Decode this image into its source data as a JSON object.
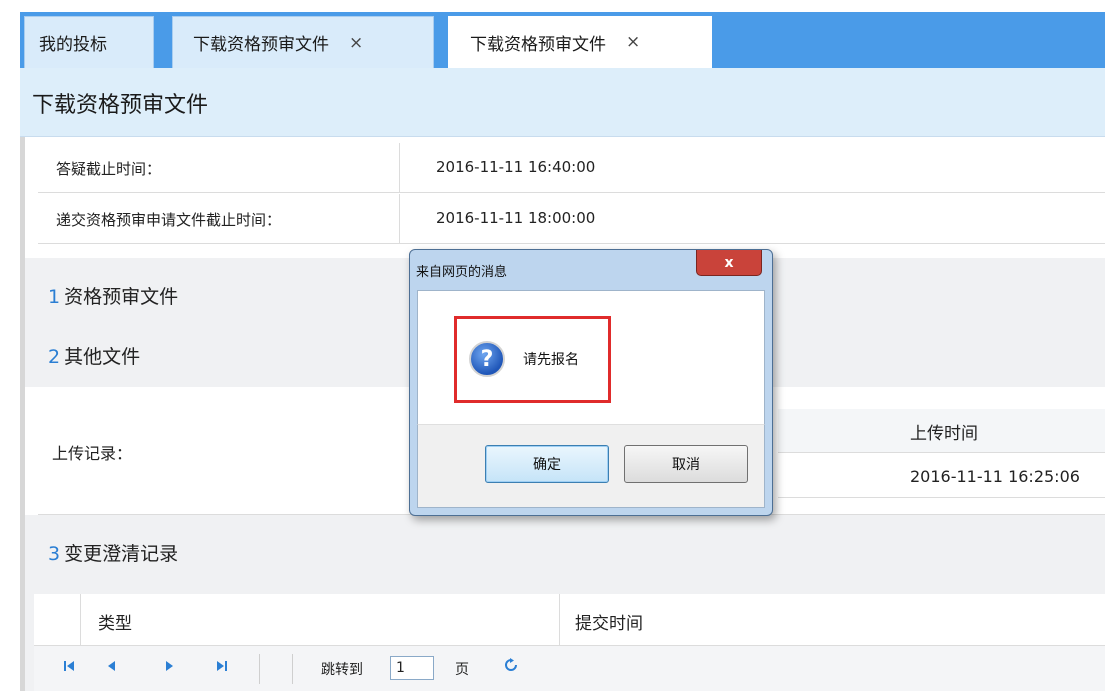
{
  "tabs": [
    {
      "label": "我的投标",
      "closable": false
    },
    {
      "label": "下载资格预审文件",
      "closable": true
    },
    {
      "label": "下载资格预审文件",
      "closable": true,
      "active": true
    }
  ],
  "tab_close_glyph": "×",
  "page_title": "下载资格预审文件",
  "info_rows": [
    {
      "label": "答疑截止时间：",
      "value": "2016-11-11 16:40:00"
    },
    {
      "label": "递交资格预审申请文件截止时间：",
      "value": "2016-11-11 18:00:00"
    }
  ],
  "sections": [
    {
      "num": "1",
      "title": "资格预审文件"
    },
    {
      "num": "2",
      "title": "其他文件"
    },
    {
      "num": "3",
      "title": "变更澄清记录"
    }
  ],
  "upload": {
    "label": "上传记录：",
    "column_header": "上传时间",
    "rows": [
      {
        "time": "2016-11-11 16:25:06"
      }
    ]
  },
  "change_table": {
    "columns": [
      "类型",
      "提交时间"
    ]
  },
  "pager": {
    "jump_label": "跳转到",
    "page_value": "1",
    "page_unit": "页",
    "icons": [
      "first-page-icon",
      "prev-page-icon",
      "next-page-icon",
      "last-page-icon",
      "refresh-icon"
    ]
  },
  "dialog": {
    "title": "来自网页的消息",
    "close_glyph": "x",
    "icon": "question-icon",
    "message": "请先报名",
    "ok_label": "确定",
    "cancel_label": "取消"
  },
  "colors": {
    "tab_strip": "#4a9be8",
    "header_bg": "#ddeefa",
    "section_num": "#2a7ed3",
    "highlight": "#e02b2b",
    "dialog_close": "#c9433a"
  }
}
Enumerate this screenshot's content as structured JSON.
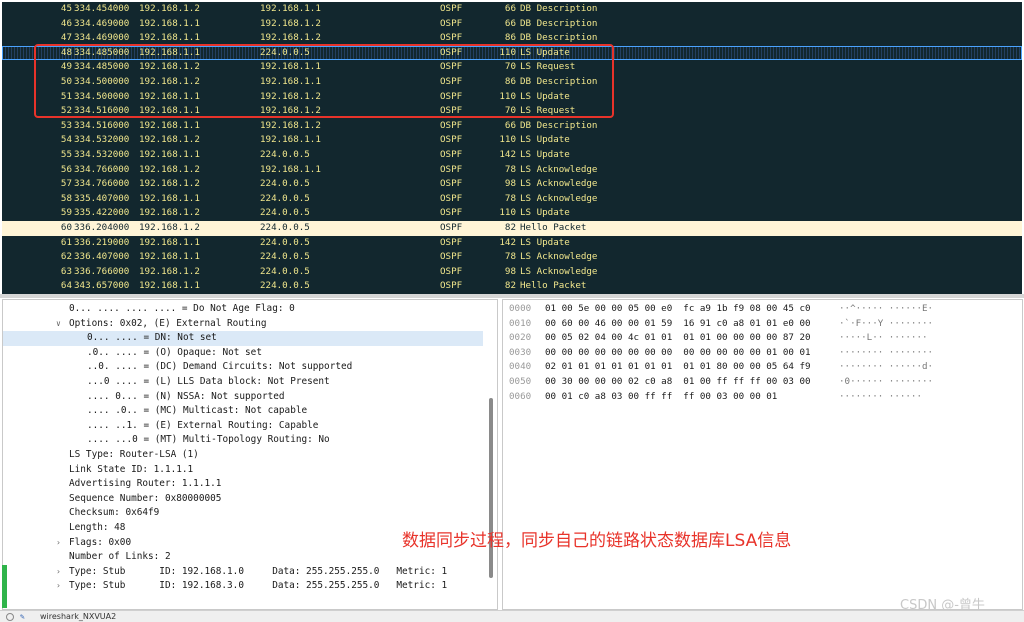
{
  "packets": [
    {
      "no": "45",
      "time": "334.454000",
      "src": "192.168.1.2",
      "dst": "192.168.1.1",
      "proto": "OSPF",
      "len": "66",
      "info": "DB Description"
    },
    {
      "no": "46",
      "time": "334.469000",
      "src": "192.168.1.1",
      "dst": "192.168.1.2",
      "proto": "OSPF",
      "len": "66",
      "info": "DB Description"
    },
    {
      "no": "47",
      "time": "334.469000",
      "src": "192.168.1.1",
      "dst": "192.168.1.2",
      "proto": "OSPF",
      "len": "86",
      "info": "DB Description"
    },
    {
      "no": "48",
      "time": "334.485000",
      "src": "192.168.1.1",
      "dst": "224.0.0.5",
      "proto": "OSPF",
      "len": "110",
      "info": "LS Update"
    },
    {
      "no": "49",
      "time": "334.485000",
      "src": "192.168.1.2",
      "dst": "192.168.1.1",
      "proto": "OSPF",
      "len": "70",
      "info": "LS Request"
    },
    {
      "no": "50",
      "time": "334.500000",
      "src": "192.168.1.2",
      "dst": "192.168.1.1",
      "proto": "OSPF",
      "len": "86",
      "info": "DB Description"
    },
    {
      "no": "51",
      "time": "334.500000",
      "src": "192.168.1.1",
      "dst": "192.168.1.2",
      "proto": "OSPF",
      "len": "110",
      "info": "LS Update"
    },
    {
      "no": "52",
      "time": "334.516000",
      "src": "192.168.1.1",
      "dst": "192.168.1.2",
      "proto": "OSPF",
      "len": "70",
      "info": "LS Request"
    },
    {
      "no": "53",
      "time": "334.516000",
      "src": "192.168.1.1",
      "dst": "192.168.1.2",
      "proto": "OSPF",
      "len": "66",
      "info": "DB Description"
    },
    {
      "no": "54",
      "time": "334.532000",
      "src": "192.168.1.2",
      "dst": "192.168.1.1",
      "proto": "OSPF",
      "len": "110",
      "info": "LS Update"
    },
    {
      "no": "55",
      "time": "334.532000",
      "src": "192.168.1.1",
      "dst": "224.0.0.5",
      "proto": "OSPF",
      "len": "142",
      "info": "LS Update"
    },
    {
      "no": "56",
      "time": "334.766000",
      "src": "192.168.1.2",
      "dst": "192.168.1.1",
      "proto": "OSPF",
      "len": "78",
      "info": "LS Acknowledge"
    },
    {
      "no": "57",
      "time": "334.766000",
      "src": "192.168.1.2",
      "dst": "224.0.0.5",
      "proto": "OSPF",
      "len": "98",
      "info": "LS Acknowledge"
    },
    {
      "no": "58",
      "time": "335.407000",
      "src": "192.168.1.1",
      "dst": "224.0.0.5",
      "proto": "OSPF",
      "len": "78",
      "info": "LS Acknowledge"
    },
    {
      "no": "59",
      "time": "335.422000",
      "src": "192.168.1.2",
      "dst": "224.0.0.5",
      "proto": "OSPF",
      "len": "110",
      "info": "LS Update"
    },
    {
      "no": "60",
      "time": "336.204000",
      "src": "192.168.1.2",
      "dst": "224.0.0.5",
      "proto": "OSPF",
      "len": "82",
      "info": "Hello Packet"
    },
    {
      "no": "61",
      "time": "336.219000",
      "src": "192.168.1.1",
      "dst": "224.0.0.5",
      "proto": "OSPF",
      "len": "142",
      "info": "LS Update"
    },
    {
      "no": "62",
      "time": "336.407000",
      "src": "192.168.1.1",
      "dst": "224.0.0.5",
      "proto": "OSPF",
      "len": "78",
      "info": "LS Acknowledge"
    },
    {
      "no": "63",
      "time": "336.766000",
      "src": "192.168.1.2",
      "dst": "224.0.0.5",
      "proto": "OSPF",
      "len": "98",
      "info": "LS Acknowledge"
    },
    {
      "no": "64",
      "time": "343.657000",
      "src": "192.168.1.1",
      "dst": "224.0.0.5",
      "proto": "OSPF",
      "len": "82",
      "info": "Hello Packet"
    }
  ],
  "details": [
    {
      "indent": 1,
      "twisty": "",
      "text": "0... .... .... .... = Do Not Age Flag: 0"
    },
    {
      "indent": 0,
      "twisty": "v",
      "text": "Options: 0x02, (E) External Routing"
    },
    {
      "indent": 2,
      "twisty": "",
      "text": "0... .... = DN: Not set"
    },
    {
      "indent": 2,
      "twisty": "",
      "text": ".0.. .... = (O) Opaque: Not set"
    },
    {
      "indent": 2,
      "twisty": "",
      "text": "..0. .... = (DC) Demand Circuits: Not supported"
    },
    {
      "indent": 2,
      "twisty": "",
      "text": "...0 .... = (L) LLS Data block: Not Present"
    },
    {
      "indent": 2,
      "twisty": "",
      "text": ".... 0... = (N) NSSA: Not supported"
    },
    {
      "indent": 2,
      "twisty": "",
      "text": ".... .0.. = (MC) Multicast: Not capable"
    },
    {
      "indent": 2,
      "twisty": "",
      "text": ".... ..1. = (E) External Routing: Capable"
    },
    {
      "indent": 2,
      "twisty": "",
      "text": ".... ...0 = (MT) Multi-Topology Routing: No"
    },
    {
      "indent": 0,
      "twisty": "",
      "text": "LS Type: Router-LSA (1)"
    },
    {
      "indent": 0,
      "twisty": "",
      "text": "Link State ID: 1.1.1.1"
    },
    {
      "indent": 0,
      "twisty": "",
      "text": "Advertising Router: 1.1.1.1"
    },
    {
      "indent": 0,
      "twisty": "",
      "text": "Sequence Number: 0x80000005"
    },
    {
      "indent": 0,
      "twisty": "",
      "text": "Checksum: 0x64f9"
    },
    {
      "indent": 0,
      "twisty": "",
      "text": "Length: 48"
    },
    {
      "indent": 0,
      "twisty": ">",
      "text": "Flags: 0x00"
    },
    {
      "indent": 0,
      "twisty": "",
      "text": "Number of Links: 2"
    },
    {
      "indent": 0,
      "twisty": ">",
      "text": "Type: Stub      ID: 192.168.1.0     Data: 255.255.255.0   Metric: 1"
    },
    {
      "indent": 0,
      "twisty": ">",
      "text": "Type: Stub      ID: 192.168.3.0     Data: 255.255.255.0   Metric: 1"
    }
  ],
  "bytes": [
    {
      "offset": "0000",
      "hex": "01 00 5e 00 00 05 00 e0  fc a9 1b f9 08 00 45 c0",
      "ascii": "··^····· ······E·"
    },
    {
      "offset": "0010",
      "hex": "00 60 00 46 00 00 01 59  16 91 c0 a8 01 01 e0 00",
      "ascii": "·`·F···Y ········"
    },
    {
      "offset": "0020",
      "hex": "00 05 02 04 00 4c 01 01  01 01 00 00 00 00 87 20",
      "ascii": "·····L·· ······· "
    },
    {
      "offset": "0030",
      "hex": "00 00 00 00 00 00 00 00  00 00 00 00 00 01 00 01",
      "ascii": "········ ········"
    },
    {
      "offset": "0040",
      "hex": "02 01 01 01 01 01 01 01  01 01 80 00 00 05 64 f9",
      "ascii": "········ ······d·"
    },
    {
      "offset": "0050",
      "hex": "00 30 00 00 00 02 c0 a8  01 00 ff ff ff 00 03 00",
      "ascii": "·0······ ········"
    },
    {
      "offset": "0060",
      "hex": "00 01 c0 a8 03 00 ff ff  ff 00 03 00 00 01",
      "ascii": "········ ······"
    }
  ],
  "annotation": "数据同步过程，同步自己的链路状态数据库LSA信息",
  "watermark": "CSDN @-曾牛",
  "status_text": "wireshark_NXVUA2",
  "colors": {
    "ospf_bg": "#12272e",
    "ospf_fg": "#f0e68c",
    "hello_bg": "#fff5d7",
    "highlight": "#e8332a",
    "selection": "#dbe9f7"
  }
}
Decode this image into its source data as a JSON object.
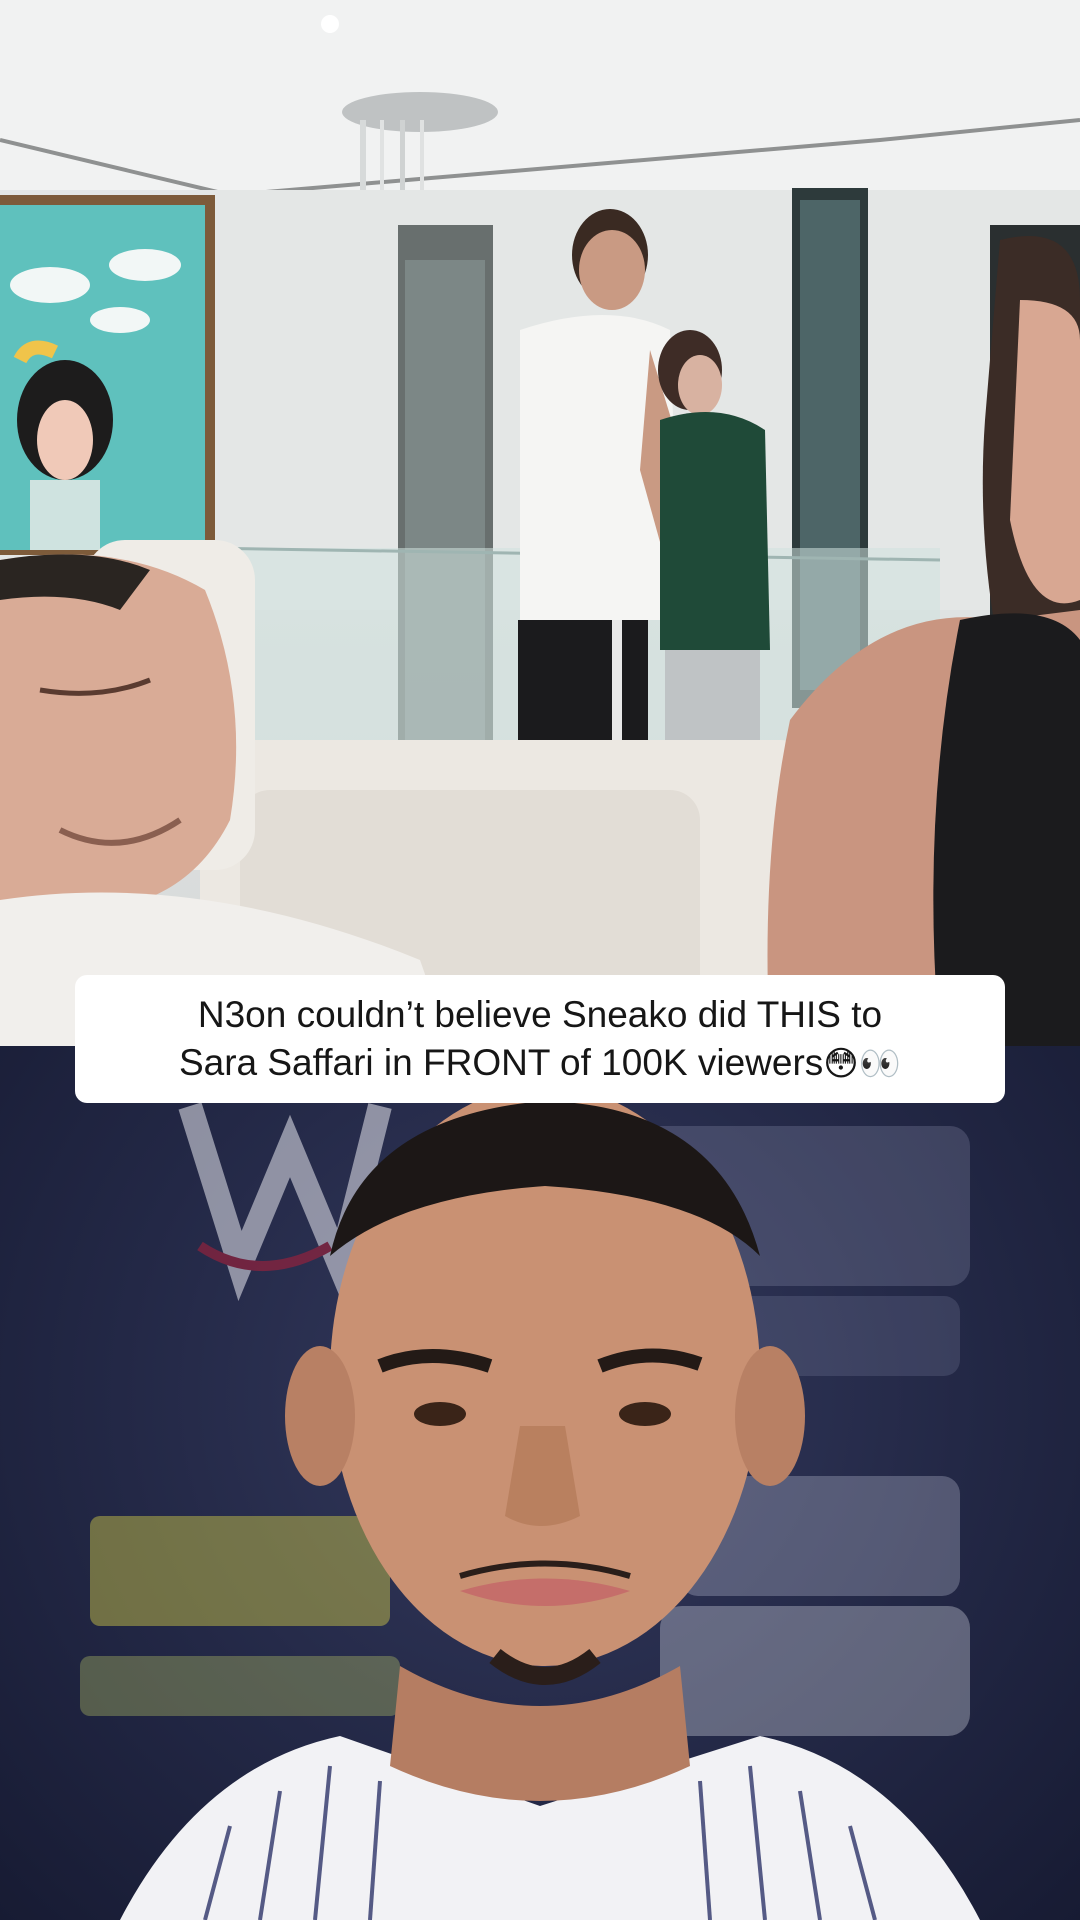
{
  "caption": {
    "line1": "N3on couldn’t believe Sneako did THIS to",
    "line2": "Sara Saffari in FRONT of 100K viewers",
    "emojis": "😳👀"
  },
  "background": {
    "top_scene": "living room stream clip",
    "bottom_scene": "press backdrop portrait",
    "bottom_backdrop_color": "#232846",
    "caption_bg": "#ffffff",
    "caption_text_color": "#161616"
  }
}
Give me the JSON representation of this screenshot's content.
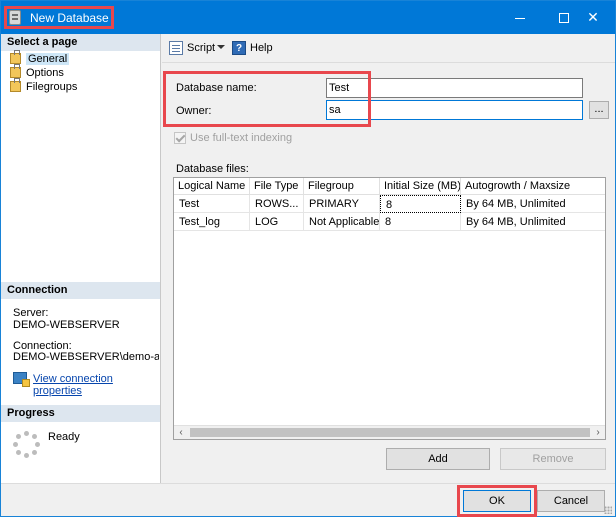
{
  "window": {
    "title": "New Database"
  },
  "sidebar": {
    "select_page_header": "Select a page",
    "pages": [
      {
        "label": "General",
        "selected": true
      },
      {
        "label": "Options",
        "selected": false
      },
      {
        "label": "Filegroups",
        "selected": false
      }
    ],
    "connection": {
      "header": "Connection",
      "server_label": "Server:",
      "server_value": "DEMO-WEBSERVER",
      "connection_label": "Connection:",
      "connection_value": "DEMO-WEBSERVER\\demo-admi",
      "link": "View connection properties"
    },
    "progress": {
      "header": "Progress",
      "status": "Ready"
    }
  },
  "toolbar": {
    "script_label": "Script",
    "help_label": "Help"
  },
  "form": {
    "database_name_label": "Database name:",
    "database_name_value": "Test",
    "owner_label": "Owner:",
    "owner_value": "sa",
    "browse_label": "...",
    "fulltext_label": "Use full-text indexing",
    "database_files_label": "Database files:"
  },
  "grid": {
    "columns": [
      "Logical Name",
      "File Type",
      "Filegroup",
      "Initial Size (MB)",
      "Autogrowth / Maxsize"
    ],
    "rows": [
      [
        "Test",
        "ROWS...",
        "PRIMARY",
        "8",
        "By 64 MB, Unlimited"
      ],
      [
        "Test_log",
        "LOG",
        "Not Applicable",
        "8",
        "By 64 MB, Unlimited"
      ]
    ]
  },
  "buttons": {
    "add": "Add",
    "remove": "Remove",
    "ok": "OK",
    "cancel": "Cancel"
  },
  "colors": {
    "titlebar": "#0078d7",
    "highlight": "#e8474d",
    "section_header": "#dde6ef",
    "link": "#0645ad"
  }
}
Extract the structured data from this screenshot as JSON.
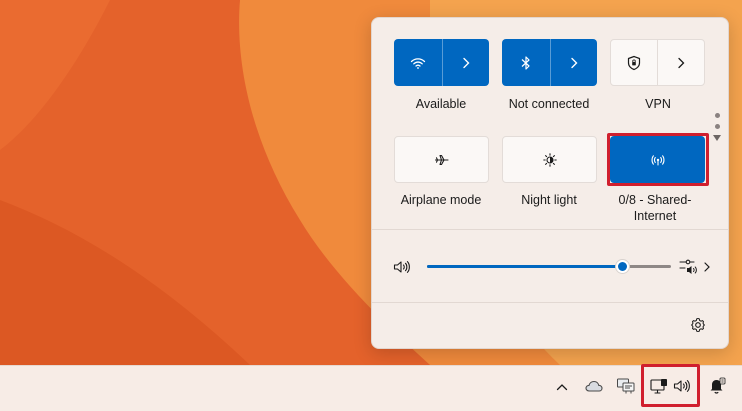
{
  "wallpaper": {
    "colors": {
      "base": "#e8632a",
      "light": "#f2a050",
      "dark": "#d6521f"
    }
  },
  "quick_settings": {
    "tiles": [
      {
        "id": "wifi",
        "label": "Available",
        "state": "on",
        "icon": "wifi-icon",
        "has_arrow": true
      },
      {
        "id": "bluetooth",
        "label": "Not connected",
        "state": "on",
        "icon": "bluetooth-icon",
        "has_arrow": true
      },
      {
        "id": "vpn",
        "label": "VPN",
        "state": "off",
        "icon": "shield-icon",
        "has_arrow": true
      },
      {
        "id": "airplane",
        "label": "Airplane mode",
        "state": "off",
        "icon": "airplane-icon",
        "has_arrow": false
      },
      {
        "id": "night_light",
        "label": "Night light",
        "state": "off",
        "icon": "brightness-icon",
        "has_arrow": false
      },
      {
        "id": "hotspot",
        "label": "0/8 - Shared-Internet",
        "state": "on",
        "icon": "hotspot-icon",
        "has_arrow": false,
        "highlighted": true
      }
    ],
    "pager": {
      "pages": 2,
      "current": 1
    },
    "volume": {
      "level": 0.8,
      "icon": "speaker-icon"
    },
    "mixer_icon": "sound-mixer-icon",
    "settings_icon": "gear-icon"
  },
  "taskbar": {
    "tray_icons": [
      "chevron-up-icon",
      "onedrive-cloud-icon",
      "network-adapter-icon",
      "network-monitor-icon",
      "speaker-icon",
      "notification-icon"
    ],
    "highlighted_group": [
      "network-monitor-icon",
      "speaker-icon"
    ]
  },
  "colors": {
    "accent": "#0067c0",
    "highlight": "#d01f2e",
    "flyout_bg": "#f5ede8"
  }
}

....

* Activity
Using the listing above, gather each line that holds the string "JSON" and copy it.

* Answer section
Decode this image into its source data as a JSON object.
Enumerate this screenshot's content as structured JSON.
Decode this image into its source data as a JSON object.
Give me the JSON representation of this screenshot's content.
Extract the structured data from this screenshot as JSON.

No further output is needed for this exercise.